One year can see a lot of change and, by July 2019, an entirely rejuvenated church was on its way. The original ceiling panels could not feasibly be salvaged after the typhoon, and so they had to be remade. In the space of just two months from the beginning of 2019, Manila-based artist Guy Custodio, who was educated in Valencia, Spain, managed to treat and paint the hundreds of 6×4″ metal sheets needed for the ceiling. These sheets were not all equal in size or shape, and yet with the help of his assistants, Guy managed to recreate in great detail the decorative border patterns and religious figures the parishioners so loved. By July, the ceiling was completed and in place. Likewise, the magnificent retablo has been reconstructed and the restoration of the santos completed by local sculptor, Alfredo Menosa. Many of the wooden santos suffered damage or lost parts, but Alfredo was able to integrate replacement pieces into the original figures. He then repainted the santos to match their original colour scheme, which was evident in the remaining paint flakes on the figures.

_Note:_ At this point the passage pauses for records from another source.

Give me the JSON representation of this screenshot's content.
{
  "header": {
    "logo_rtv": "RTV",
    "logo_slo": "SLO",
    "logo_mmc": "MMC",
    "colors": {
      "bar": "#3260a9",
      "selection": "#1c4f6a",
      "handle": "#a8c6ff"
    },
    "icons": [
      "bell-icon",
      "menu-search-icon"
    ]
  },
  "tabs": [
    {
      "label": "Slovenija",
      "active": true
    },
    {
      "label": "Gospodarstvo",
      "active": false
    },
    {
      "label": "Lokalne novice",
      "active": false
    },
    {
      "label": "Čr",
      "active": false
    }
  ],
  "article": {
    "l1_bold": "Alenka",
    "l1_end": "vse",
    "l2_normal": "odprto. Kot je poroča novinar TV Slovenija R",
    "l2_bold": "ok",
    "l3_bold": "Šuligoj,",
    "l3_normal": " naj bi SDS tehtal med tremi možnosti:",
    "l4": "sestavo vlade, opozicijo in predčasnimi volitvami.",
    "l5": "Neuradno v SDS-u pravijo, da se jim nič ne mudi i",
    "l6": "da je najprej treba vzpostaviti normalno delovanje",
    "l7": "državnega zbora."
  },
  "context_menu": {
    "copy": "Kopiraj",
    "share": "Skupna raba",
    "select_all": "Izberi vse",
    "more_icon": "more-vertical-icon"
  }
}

While the conservation-restoration project was conducted in a different manner to museum-based conservation, it was done in a way that was sustainable and ethical for its context and stakeholders. By engaging local craftspeople and skilled workers, the National Museum of the Philippines ensured that the project was completed for, and by, the people of Guiuan, with expert guidance and counsel from professionals in Manilla and beyond. Yet, the work continues and Typhoon Ursula in December 2019 destroyed parts of the side retablo. The National Museum conservators have remotely guided the repairs during the pandemic.
We would like to acknowledge parish priest Father Edwin Lanuevo, the late Father Moises Mel Campo, the people and church of Guiuan, the National Museum of the Philippines under the project leader Assistant Director Ana Labrador, and Dr Nicole Tse at the University of Melbourne’s Grimwade Centre for Cultural Materials Conservation, who have all contributed to the development of this text.
John Morrison and Annabel Livingstone are graduate students at the Grimwade Centre for Cultural Materials Conservation at the University of Melbourne.